Snow on Mars
Theatre of Image, under the leadership of Kim Carpenter, has the knack of producing beautiful looking productions which appeal to many senses in both adults and children.
Snow on Mars, which combines circus acrobatics, digital animation, choreography, music and video, is probably the company's most ambitious production to date.
As per the company's high standards, it was very attractive to look at, but I felt the combination of so many ingredients slightly overwhelmed the story.
The central character is 12-year-old Waylon. He idolizes Australian astronaut Andy Thomas (played by the dashing Tom Burlinson) and thinks he is corresponding with him via email, and in his imagination sees him appear by video.
Without a mother Waylon travels the country with his father, who is trying to make it as a country music star.
Rick Everett as Waylon was well equipped for the physical theatre aspects of the production but on 'opening' night had not quite convinced me that he had settled into the character.
By contrast Deborah Kennedy, who was warm and witty as his Nan, was the show stealer.
Snow on Mars most engaged the audience not when its special effects were taking off but when it used simpler traditional methods of story telling.
Explaining how astronauts go to the toilet on a rocket ship was amusing.
Seeing the basic physical challenge of aiming a rocket to land on a planet in seven months, with one actor holding the rocket and another holding the moving planet, was simple but clever.
And when the cast came into the audience, again no special effects were used, but it gave the production a big lift.
So overall, while the Snow on Mars didn't quite blast off, there was plenty of fuel in the engine to stimulate the audience.

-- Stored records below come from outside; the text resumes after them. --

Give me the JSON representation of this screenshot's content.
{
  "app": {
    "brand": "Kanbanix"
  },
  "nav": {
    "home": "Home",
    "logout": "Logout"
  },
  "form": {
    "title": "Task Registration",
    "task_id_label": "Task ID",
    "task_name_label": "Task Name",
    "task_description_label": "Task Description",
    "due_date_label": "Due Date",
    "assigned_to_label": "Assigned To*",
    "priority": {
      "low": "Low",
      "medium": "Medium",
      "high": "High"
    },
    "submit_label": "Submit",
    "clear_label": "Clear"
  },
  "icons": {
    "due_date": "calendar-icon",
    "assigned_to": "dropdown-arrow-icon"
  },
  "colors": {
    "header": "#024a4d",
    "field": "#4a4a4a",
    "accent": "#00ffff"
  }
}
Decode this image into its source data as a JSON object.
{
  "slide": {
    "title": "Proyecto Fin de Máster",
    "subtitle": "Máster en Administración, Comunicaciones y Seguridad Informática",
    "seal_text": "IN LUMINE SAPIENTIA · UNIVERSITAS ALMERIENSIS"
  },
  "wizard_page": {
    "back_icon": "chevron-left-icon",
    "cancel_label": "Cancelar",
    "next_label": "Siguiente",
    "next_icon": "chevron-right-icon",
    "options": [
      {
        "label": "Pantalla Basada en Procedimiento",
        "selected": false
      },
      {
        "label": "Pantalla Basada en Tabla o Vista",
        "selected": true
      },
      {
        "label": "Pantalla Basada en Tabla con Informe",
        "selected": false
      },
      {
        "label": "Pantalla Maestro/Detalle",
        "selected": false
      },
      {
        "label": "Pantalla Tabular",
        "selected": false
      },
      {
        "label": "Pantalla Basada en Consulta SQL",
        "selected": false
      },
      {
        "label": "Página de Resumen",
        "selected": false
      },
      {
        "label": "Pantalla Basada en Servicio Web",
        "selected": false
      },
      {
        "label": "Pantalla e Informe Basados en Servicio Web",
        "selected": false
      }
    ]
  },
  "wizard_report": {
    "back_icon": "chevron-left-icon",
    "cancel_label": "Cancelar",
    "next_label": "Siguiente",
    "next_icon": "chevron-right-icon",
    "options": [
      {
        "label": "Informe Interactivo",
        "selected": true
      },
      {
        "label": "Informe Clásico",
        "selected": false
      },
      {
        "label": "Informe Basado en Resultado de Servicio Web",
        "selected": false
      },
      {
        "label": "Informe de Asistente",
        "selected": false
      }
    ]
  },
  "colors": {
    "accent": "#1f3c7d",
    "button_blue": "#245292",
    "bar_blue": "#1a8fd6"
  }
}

Image: Theatre of Image's Snow On Mars Rick Everett as Waylon and Theatre of Image's Snow On Mars entire cast. Photographer: Branco Gaica.